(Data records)

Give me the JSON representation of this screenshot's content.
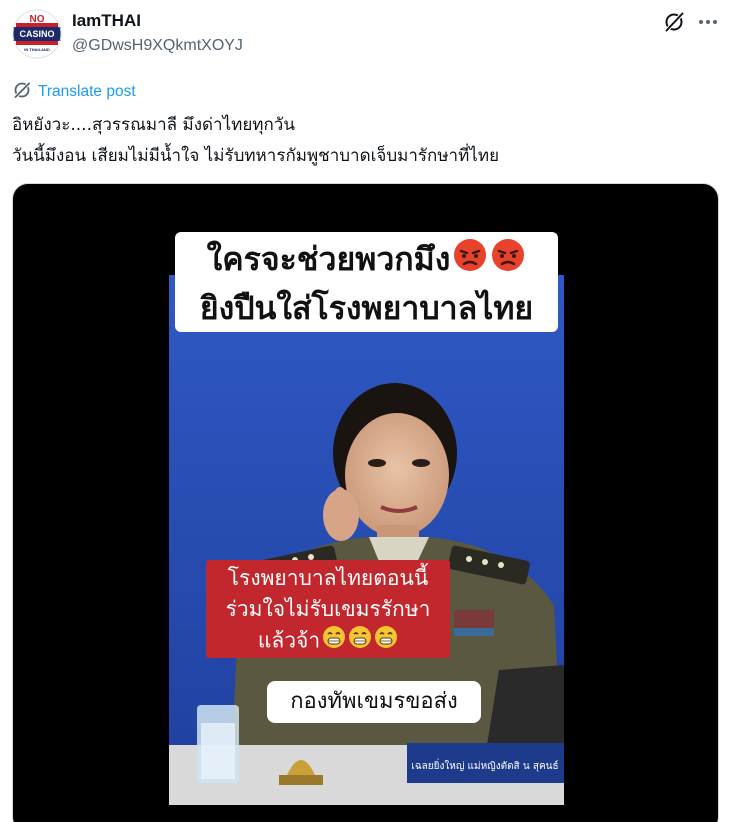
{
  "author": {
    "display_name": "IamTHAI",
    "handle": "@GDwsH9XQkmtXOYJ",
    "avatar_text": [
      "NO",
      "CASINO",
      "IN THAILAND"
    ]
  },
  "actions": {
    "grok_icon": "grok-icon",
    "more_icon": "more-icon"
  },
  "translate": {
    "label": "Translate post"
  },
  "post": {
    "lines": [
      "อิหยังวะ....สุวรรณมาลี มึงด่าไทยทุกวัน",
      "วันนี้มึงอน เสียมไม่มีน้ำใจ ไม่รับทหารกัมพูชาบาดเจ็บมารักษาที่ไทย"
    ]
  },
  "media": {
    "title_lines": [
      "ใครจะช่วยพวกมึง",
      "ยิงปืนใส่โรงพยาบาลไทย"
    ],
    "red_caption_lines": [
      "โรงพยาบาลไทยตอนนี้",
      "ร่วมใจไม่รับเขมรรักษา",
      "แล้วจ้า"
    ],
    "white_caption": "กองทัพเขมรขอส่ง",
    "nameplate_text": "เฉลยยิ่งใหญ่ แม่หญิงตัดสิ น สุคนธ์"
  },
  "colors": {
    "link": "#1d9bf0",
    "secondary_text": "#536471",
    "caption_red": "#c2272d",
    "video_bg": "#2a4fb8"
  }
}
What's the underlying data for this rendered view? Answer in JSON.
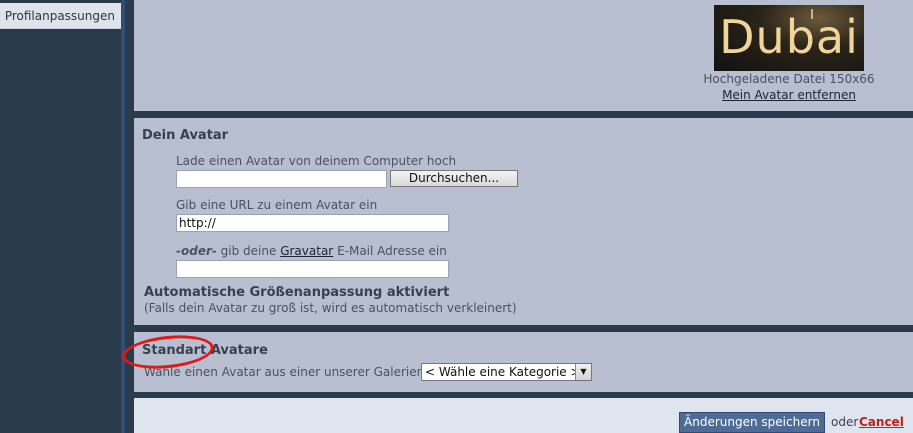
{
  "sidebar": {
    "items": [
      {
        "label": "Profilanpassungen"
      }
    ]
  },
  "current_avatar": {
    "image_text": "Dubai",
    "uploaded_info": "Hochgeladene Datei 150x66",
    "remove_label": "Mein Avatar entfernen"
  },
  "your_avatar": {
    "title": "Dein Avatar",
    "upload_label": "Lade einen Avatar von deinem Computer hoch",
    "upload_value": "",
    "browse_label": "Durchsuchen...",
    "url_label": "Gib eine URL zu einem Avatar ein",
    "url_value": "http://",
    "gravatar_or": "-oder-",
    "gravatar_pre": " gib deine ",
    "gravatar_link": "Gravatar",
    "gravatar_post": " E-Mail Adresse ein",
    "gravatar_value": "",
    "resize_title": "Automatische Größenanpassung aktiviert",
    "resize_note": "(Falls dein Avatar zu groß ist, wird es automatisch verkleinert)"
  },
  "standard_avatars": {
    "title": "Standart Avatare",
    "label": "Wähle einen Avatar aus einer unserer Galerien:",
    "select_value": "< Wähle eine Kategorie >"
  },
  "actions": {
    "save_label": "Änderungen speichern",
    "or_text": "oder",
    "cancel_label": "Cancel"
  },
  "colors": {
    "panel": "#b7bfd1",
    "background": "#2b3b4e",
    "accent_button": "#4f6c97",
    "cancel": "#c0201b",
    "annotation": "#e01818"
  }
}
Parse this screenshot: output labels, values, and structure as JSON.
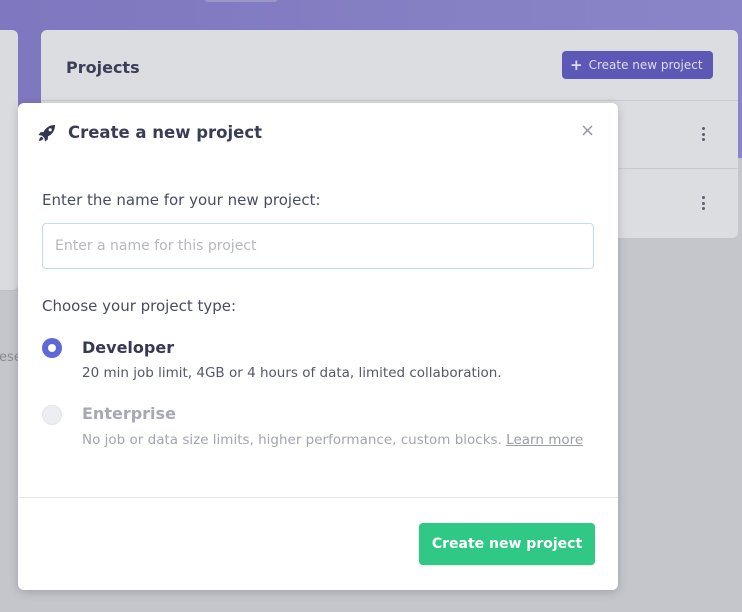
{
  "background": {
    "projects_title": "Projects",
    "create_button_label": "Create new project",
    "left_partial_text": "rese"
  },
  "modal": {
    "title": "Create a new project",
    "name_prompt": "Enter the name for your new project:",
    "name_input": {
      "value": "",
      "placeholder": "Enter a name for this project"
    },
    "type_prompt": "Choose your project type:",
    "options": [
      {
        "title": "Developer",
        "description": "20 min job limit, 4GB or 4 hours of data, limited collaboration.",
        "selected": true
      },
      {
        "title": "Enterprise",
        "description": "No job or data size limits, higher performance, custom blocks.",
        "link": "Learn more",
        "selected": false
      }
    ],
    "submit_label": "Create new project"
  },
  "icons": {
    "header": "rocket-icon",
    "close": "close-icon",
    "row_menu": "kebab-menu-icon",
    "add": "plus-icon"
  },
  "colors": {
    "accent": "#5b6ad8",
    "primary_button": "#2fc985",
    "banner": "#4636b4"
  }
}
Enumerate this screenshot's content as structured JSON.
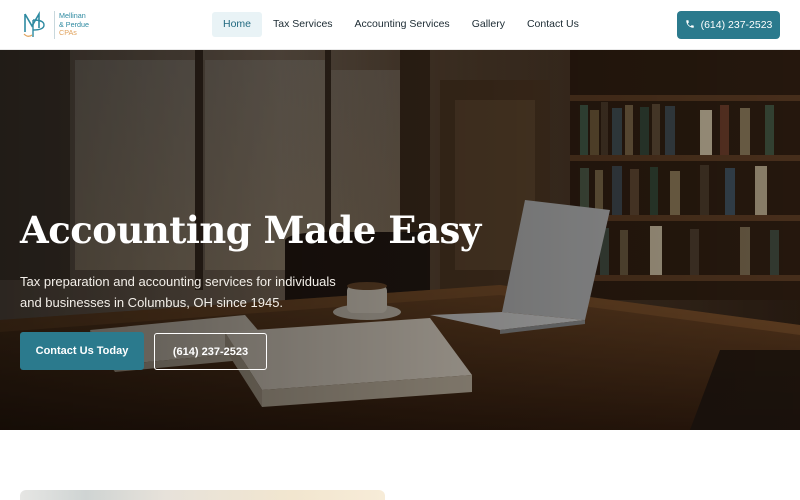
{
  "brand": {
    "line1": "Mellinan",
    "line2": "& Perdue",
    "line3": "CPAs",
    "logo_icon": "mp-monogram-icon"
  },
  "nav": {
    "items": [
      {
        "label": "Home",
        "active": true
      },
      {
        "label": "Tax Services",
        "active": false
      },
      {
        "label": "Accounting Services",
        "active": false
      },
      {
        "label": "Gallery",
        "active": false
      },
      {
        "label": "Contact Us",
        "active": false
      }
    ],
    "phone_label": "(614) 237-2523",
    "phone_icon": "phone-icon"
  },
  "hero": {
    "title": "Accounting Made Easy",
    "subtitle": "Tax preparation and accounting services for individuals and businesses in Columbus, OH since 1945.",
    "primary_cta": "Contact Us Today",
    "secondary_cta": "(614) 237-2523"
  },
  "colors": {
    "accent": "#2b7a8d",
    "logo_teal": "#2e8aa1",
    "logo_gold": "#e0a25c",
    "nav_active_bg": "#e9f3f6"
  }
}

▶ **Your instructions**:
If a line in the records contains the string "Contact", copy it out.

▶ **Task response**:
        "label": "Contact Us",
    "primary_cta": "Contact Us Today",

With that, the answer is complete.